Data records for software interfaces
*** Block opens ***

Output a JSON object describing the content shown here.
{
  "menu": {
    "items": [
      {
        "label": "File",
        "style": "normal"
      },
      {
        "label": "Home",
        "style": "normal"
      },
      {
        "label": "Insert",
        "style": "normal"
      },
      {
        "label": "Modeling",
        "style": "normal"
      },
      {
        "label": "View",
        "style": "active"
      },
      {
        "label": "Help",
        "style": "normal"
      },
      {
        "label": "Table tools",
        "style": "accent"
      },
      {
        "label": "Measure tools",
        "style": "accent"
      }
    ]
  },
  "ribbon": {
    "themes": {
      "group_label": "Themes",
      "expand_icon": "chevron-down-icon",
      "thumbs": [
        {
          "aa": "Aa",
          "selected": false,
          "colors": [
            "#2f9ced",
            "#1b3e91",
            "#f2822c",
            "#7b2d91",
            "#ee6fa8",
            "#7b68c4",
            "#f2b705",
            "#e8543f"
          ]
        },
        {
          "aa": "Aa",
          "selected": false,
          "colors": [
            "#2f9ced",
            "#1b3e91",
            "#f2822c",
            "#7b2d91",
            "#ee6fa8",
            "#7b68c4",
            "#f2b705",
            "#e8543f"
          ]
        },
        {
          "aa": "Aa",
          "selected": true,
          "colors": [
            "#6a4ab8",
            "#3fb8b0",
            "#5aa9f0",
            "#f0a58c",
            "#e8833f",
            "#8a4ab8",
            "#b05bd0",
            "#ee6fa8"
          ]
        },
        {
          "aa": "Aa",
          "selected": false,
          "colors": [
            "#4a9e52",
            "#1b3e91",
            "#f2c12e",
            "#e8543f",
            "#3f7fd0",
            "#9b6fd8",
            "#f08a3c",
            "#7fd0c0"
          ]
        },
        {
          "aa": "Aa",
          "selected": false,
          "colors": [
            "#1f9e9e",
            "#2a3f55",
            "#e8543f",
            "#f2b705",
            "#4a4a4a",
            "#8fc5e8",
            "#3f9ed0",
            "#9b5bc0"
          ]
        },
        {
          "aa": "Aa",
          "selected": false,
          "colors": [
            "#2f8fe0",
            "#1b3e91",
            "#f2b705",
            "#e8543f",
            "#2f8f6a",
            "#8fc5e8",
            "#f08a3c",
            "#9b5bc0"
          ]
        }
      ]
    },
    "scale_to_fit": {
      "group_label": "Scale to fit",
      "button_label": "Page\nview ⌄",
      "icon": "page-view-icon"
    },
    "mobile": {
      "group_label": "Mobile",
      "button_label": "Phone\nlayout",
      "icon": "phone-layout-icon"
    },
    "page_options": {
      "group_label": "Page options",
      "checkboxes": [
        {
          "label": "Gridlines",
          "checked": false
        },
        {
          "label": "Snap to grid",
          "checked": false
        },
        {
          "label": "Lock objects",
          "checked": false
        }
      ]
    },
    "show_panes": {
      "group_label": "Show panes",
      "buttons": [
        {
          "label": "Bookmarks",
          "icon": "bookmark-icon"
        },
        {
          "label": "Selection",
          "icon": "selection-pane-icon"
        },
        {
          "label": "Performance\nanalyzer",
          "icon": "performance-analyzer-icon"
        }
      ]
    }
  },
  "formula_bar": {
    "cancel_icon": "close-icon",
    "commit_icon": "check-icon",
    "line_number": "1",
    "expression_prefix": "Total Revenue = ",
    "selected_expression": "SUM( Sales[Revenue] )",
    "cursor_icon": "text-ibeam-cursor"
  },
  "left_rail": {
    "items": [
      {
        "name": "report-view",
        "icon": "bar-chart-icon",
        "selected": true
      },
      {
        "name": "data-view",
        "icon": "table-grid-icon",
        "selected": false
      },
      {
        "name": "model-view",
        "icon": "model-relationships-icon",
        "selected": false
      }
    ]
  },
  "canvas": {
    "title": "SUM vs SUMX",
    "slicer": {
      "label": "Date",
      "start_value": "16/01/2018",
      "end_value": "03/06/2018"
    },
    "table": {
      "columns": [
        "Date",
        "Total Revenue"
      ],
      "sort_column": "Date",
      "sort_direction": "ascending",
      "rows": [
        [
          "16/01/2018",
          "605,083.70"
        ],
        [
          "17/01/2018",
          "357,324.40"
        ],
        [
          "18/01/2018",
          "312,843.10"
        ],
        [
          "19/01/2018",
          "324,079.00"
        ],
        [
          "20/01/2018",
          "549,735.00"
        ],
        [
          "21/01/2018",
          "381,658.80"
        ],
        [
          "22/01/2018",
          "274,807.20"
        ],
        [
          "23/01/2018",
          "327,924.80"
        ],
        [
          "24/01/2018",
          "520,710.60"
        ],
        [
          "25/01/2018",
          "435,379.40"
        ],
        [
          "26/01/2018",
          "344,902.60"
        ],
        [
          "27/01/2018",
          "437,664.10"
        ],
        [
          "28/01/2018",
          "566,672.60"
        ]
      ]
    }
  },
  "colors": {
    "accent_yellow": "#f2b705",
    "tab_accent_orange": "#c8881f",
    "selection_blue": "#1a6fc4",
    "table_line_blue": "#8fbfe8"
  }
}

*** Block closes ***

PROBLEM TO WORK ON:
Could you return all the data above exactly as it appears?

ANSWER TO THE EXERCISE:
Output a JSON object describing the content shown here.
{
  "menu": {
    "items": [
      {
        "label": "File",
        "style": "normal"
      },
      {
        "label": "Home",
        "style": "normal"
      },
      {
        "label": "Insert",
        "style": "normal"
      },
      {
        "label": "Modeling",
        "style": "normal"
      },
      {
        "label": "View",
        "style": "active"
      },
      {
        "label": "Help",
        "style": "normal"
      },
      {
        "label": "Table tools",
        "style": "accent"
      },
      {
        "label": "Measure tools",
        "style": "accent"
      }
    ]
  },
  "ribbon": {
    "themes": {
      "group_label": "Themes",
      "expand_icon": "chevron-down-icon",
      "thumbs": [
        {
          "aa": "Aa",
          "selected": false,
          "colors": [
            "#2f9ced",
            "#1b3e91",
            "#f2822c",
            "#7b2d91",
            "#ee6fa8",
            "#7b68c4",
            "#f2b705",
            "#e8543f"
          ]
        },
        {
          "aa": "Aa",
          "selected": false,
          "colors": [
            "#2f9ced",
            "#1b3e91",
            "#f2822c",
            "#7b2d91",
            "#ee6fa8",
            "#7b68c4",
            "#f2b705",
            "#e8543f"
          ]
        },
        {
          "aa": "Aa",
          "selected": true,
          "colors": [
            "#6a4ab8",
            "#3fb8b0",
            "#5aa9f0",
            "#f0a58c",
            "#e8833f",
            "#8a4ab8",
            "#b05bd0",
            "#ee6fa8"
          ]
        },
        {
          "aa": "Aa",
          "selected": false,
          "colors": [
            "#4a9e52",
            "#1b3e91",
            "#f2c12e",
            "#e8543f",
            "#3f7fd0",
            "#9b6fd8",
            "#f08a3c",
            "#7fd0c0"
          ]
        },
        {
          "aa": "Aa",
          "selected": false,
          "colors": [
            "#1f9e9e",
            "#2a3f55",
            "#e8543f",
            "#f2b705",
            "#4a4a4a",
            "#8fc5e8",
            "#3f9ed0",
            "#9b5bc0"
          ]
        },
        {
          "aa": "Aa",
          "selected": false,
          "colors": [
            "#2f8fe0",
            "#1b3e91",
            "#f2b705",
            "#e8543f",
            "#2f8f6a",
            "#8fc5e8",
            "#f08a3c",
            "#9b5bc0"
          ]
        }
      ]
    },
    "scale_to_fit": {
      "group_label": "Scale to fit",
      "button_label": "Page\nview ⌄",
      "icon": "page-view-icon"
    },
    "mobile": {
      "group_label": "Mobile",
      "button_label": "Phone\nlayout",
      "icon": "phone-layout-icon"
    },
    "page_options": {
      "group_label": "Page options",
      "checkboxes": [
        {
          "label": "Gridlines",
          "checked": false
        },
        {
          "label": "Snap to grid",
          "checked": false
        },
        {
          "label": "Lock objects",
          "checked": false
        }
      ]
    },
    "show_panes": {
      "group_label": "Show panes",
      "buttons": [
        {
          "label": "Bookmarks",
          "icon": "bookmark-icon"
        },
        {
          "label": "Selection",
          "icon": "selection-pane-icon"
        },
        {
          "label": "Performance\nanalyzer",
          "icon": "performance-analyzer-icon"
        }
      ]
    }
  },
  "formula_bar": {
    "cancel_icon": "close-icon",
    "commit_icon": "check-icon",
    "line_number": "1",
    "expression_prefix": "Total Revenue = ",
    "selected_expression": "SUM( Sales[Revenue] )",
    "cursor_icon": "text-ibeam-cursor"
  },
  "left_rail": {
    "items": [
      {
        "name": "report-view",
        "icon": "bar-chart-icon",
        "selected": true
      },
      {
        "name": "data-view",
        "icon": "table-grid-icon",
        "selected": false
      },
      {
        "name": "model-view",
        "icon": "model-relationships-icon",
        "selected": false
      }
    ]
  },
  "canvas": {
    "title": "SUM vs SUMX",
    "slicer": {
      "label": "Date",
      "start_value": "16/01/2018",
      "end_value": "03/06/2018"
    },
    "table": {
      "columns": [
        "Date",
        "Total Revenue"
      ],
      "sort_column": "Date",
      "sort_direction": "ascending",
      "rows": [
        [
          "16/01/2018",
          "605,083.70"
        ],
        [
          "17/01/2018",
          "357,324.40"
        ],
        [
          "18/01/2018",
          "312,843.10"
        ],
        [
          "19/01/2018",
          "324,079.00"
        ],
        [
          "20/01/2018",
          "549,735.00"
        ],
        [
          "21/01/2018",
          "381,658.80"
        ],
        [
          "22/01/2018",
          "274,807.20"
        ],
        [
          "23/01/2018",
          "327,924.80"
        ],
        [
          "24/01/2018",
          "520,710.60"
        ],
        [
          "25/01/2018",
          "435,379.40"
        ],
        [
          "26/01/2018",
          "344,902.60"
        ],
        [
          "27/01/2018",
          "437,664.10"
        ],
        [
          "28/01/2018",
          "566,672.60"
        ]
      ]
    }
  },
  "colors": {
    "accent_yellow": "#f2b705",
    "tab_accent_orange": "#c8881f",
    "selection_blue": "#1a6fc4",
    "table_line_blue": "#8fbfe8"
  }
}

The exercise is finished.